Action item
Show every line of the material that follows in which the word "first" occurs.
○ ○ ○ ○ ○
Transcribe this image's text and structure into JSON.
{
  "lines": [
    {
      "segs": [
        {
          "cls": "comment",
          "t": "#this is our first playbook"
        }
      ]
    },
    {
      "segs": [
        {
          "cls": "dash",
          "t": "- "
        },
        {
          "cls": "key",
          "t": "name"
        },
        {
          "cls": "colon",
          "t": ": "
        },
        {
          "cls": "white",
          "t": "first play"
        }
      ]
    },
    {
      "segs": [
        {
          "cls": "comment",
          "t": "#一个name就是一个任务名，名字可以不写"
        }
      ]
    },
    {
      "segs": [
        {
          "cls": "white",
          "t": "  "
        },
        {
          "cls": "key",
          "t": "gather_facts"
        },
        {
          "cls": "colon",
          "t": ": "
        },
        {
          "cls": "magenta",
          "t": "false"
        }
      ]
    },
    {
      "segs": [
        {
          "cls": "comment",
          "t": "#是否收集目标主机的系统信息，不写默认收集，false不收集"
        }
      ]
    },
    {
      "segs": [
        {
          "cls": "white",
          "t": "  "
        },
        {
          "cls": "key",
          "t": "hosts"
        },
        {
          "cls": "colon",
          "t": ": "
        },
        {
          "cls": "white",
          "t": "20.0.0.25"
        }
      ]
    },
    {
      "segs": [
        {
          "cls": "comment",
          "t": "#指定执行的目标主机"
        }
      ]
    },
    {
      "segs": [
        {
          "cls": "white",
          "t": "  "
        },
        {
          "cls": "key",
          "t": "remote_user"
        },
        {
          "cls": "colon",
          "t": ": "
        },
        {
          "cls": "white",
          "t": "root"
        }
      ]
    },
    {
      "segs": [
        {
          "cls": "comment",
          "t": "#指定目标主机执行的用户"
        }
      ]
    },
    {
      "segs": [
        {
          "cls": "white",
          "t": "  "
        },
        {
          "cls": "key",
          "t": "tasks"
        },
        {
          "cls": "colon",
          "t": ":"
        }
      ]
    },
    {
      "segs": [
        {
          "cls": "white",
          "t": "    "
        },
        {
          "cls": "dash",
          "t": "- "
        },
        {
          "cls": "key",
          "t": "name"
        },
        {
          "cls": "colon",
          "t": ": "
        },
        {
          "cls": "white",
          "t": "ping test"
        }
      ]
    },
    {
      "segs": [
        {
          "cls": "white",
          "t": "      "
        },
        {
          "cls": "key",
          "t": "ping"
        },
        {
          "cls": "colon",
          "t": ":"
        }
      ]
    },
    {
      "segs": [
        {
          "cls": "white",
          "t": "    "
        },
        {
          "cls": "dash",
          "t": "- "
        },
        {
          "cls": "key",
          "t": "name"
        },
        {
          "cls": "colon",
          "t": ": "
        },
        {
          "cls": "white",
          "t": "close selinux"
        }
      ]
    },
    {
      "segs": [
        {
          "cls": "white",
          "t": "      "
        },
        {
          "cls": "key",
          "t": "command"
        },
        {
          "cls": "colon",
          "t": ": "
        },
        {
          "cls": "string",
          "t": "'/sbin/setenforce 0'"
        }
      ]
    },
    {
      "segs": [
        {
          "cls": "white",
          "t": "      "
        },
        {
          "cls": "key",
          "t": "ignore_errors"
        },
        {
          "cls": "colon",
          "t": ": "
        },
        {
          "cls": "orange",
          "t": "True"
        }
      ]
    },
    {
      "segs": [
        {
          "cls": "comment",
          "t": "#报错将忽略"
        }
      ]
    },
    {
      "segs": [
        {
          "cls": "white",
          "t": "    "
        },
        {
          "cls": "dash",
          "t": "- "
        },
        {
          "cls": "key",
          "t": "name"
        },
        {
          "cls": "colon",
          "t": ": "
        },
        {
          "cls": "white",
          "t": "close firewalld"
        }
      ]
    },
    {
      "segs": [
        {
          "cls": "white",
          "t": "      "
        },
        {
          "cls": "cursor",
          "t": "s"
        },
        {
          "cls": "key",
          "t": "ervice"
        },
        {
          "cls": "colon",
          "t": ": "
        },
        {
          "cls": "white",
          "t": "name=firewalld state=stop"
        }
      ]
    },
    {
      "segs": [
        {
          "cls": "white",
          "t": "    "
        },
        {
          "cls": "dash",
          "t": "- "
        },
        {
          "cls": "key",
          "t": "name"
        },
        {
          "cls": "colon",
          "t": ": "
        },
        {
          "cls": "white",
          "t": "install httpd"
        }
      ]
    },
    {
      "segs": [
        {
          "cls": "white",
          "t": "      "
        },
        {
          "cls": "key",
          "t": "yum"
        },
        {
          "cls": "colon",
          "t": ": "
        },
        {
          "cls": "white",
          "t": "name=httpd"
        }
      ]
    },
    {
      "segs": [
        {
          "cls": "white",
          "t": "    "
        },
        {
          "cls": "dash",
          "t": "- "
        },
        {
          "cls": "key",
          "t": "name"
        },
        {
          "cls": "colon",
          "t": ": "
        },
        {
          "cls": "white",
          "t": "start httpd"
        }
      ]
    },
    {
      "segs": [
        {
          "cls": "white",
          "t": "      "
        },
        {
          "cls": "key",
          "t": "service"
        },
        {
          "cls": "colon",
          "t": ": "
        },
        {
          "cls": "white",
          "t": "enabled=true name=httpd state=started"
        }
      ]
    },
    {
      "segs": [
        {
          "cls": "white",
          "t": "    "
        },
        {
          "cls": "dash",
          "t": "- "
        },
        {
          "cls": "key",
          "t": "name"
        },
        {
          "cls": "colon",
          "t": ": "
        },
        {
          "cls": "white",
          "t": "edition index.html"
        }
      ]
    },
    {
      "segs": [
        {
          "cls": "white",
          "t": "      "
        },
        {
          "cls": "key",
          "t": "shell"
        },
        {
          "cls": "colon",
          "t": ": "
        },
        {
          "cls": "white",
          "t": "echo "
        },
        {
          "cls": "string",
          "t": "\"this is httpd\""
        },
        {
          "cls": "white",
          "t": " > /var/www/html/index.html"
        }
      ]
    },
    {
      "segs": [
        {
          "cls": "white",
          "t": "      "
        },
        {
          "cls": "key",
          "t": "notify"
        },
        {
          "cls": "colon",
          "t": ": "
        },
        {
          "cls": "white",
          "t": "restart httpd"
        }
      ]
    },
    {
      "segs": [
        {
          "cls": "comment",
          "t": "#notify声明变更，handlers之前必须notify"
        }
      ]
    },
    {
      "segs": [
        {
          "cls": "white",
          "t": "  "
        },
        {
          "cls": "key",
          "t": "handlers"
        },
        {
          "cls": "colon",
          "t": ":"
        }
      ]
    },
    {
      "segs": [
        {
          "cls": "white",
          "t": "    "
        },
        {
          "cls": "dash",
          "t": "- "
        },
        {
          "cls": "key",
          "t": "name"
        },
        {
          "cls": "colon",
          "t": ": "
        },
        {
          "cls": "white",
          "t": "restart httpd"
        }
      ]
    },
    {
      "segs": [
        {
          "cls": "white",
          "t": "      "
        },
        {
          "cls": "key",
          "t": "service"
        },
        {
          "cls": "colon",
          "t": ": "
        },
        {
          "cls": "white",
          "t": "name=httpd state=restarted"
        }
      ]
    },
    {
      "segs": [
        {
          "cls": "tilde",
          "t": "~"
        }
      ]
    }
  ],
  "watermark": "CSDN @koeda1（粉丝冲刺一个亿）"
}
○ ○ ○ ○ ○
Solved problem
          "t": "#this is our first playbook"
          "t": "first play"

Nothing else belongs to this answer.